You hear about the “next things” happening in the lives of friends from college – graduation, marriage, children. Today I learned that my friend, Scott Attebery, lost his wife to an auto accident in Pine Bluff. She passed away earlier this morning. His experience was documented here, and you can see who Scott is here.
At our wedding, Angie and I chose to have Louie Armstrong’s song played… What a Wonderful World. In light of yesterday’s shootings, and so many other monumental tragedies in recent years, is it really a wonderful world? We were driving to Fort Smith yesterday for the annual meeting of the BMA of America and were reflecting on some of the tragedies that have taken place at this same time of the year such as the Oklahoma City bombing (April, 1995), the Waco compound burning (April, 1993), and Columbine (April, 1999). Each of these tragedies evoked emotions of fear and trepidation about living in this present world.
“Jesus wept…” -John 11:35

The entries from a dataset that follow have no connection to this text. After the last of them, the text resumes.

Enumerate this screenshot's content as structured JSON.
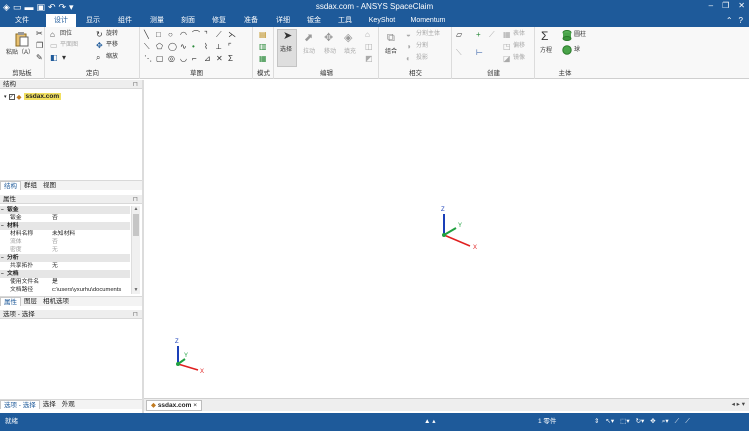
{
  "window": {
    "title": "ssdax.com - ANSYS SpaceClaim"
  },
  "menu": {
    "tabs": [
      "文件",
      "设计",
      "显示",
      "组件",
      "测量",
      "刻面",
      "修复",
      "准备",
      "详细",
      "钣金",
      "工具",
      "KeyShot",
      "Momentum"
    ],
    "active": "设计"
  },
  "ribbon": {
    "clipboard": {
      "paste": "粘贴（A）",
      "label": "剪贴板"
    },
    "orient": {
      "home": "回位",
      "rotate": "旋转",
      "plane_view": "平面图",
      "pan": "平移",
      "zoom": "缩放",
      "label": "定向"
    },
    "sketch": {
      "label": "草图"
    },
    "mode": {
      "label": "模式"
    },
    "edit": {
      "select": "选择",
      "pull": "拉动",
      "move": "移动",
      "fill": "填充",
      "label": "编辑"
    },
    "intersect": {
      "combine": "组合",
      "split_body": "分割主体",
      "split": "分割",
      "project": "投影",
      "label": "相交"
    },
    "create": {
      "table": "表体",
      "offset": "偏移",
      "mirror": "镜像",
      "label": "创建"
    },
    "body": {
      "equation": "方程",
      "cylinder": "圆柱",
      "sphere": "球",
      "label": "主体"
    }
  },
  "structure_panel": {
    "title": "结构",
    "root": "ssdax.com",
    "tabs": [
      "结构",
      "群组",
      "视图"
    ],
    "active_tab": "结构"
  },
  "properties_panel": {
    "title": "属性",
    "rows": [
      {
        "type": "cat",
        "k": "钣金"
      },
      {
        "type": "row",
        "k": "钣金",
        "v": "否"
      },
      {
        "type": "cat",
        "k": "材料"
      },
      {
        "type": "row",
        "k": "材料名称",
        "v": "未知材料"
      },
      {
        "type": "dim",
        "k": "流体",
        "v": "否"
      },
      {
        "type": "dim",
        "k": "密度",
        "v": "无"
      },
      {
        "type": "cat",
        "k": "分析"
      },
      {
        "type": "row",
        "k": "共享拓扑",
        "v": "无"
      },
      {
        "type": "cat",
        "k": "文档"
      },
      {
        "type": "row",
        "k": "使用文件名",
        "v": "是"
      },
      {
        "type": "row",
        "k": "文档路径",
        "v": "c:\\users\\yxurhu\\documents"
      }
    ],
    "tabs": [
      "属性",
      "图层",
      "相机选项"
    ],
    "active_tab": "属性"
  },
  "options_panel": {
    "title": "选项 - 选择",
    "tabs": [
      "选项 - 选择",
      "选择",
      "外观"
    ],
    "active_tab": "选项 - 选择"
  },
  "document_tabs": {
    "tab": "ssdax.com",
    "close": "×"
  },
  "axes": {
    "x": "X",
    "y": "Y",
    "z": "Z"
  },
  "status": {
    "message": "就绪",
    "parts": "1 零件"
  },
  "colors": {
    "brand": "#1e5a9a",
    "x_axis": "#e02020",
    "y_axis": "#20a040",
    "z_axis": "#1a3fb8"
  }
}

I found out this morning that a couple who belong to my church lost their son in an untimely death. I can’t imagine their pain or their loss and what they will be facing in the coming days. I only pray God’s Spirit will remind them moment-by-moment of God’s steadfast love for them and for their son who is now safe in His arms in heaven.

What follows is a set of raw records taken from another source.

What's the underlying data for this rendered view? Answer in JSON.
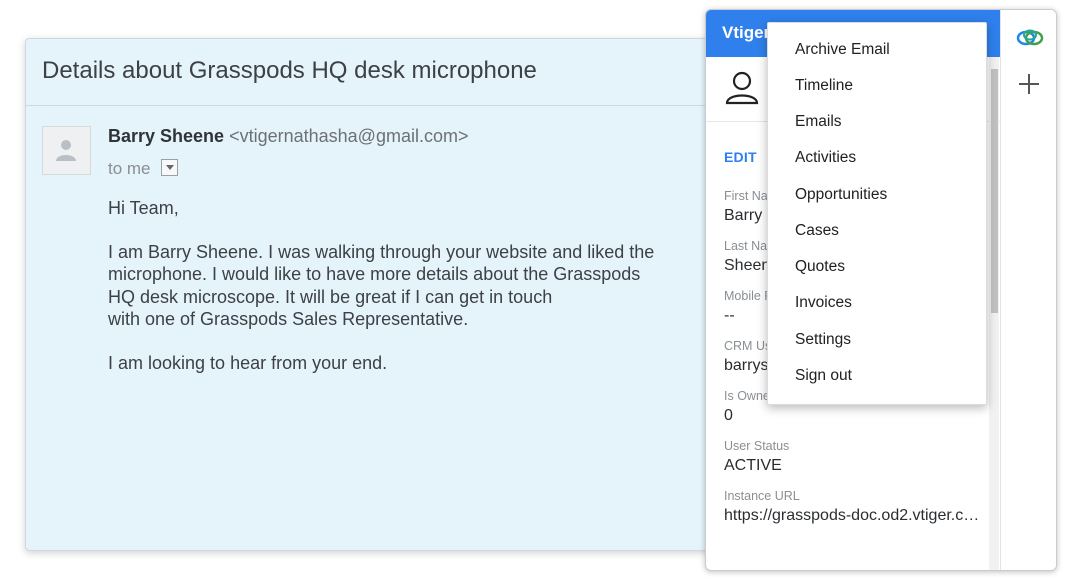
{
  "email": {
    "subject": "Details about Grasspods HQ desk microphone",
    "sender_name": "Barry Sheene",
    "sender_email": "<vtigernathasha@gmail.com>",
    "recipient": "to me",
    "greeting": "Hi Team,",
    "body_paragraph": "I am Barry Sheene. I was walking through your website and liked the\nmicrophone. I would like to have more details about the Grasspods\nHQ desk microscope. It will be great if I can get in touch\nwith one of Grasspods Sales Representative.",
    "closing": "I am looking to hear from your end."
  },
  "panel": {
    "header_title": "Vtiger",
    "edit_label": "EDIT",
    "fields": [
      {
        "label": "First Na",
        "value": "Barry"
      },
      {
        "label": "Last Nam",
        "value": "Sheene"
      },
      {
        "label": "Mobile P",
        "value": "--"
      },
      {
        "label": "CRM Us",
        "value": "barrysh"
      },
      {
        "label": "Is Owne",
        "value": "0"
      },
      {
        "label": "User Status",
        "value": "ACTIVE"
      },
      {
        "label": "Instance URL",
        "value": "https://grasspods-doc.od2.vtiger.c…"
      }
    ]
  },
  "menu": {
    "items": [
      "Archive Email",
      "Timeline",
      "Emails",
      "Activities",
      "Opportunities",
      "Cases",
      "Quotes",
      "Invoices",
      "Settings",
      "Sign out"
    ]
  },
  "icons": {
    "rail_logo": "vtiger-logo-icon",
    "rail_add": "plus-icon",
    "profile": "user-icon",
    "sender_avatar": "avatar-placeholder-icon"
  },
  "colors": {
    "accent": "#2f80ed",
    "email_background": "#e5f3fb"
  }
}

“Zebulun and Naphtali were a people that jeoparded their lives unto the death in the high places of the field.” -Judges 5:18
In my last blog, I explained that living in the name of Jesus means living with His approval. Today, we need to learn that living in the name of Jesus also means living under His authority, and also living in the power of His authority.
I, like many Christians, pray “in the name of Jesus.” At least I say the words before the almost mandatory finale, “Amen.” But what do those words mean… “in the name of Jesus?” Do we realize the impact of them? And do we realize that more than praying in the name of Jesus, we should live in the name of Jesus? Listen to the words of the Apostle Paul in Colossians 3:17, “And whatsoever ye do in word or deed, do all in the name of the Lord Jesus, giving thanks to God and the Father by him.”
”I will both lay me down in peace, and sleep: for thou, Lord, only makest me dwell in safety.” –Psalm 4:8
”Looking diligently lest any man fail of the grace of God; lest any root of bitterness springing up trouble you, and thereby many be defiled; Lest there be any fornicator, or profane person, as Esau, who for one morsel of meat sold his birthright. For ye know that afterward, when he would have inherited the blessing, he was rejected: for he found no place of repentance, though he sought it carefully with tears.” –Hebrews 12:15-17
One of the hardest truths of Christianity to grasp is the teaching that there is a point of rejecting the will of God beyond which a man may never find repentance. Sin hardens the heart toward the things of God. When we are young, our hearts are tender, which explains in part why so many believers today came to Christ as children. As people progress through life without responding to God, His voice grows steadily silent to their souls. Eventually, through the deceitfulness of sin, their hearts are seared over and they will never repent.
“And all that believed were together, and had all things common; And sold their possessions and goods, and parted them to all men, as every man had need.” -Acts 2:44-45